Segment Open

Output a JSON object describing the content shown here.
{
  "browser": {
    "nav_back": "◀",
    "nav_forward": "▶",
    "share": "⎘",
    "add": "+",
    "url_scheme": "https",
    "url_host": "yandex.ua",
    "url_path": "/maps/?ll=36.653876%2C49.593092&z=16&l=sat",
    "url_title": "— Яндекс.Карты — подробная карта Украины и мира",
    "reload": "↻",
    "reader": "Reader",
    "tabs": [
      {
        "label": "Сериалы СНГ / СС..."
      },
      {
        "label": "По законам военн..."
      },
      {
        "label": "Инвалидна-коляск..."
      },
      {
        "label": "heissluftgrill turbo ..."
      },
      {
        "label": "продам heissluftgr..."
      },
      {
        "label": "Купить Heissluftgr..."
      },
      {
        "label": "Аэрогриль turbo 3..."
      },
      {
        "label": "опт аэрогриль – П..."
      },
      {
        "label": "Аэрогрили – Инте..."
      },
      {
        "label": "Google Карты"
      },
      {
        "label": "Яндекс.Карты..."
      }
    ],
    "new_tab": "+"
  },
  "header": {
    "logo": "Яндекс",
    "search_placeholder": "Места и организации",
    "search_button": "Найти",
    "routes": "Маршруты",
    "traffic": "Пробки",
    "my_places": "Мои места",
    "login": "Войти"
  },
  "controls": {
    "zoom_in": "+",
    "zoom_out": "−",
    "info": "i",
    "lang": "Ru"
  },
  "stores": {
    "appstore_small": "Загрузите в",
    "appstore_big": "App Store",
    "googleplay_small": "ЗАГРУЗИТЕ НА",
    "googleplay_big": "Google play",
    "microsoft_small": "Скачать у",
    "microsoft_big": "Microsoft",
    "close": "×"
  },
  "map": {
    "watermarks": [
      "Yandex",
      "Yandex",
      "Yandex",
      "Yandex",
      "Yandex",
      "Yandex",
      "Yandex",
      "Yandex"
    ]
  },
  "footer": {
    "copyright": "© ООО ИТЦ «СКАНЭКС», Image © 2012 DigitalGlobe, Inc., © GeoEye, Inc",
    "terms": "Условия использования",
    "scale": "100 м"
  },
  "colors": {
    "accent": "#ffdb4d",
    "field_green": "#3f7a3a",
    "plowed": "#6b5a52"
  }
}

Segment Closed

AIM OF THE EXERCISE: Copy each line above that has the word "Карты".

EXERCISE RESULT:
    "url_title": "— Яндекс.Карты — подробная карта Украины и мира",
        "label": "Google Карты"
        "label": "Яндекс.Карты..."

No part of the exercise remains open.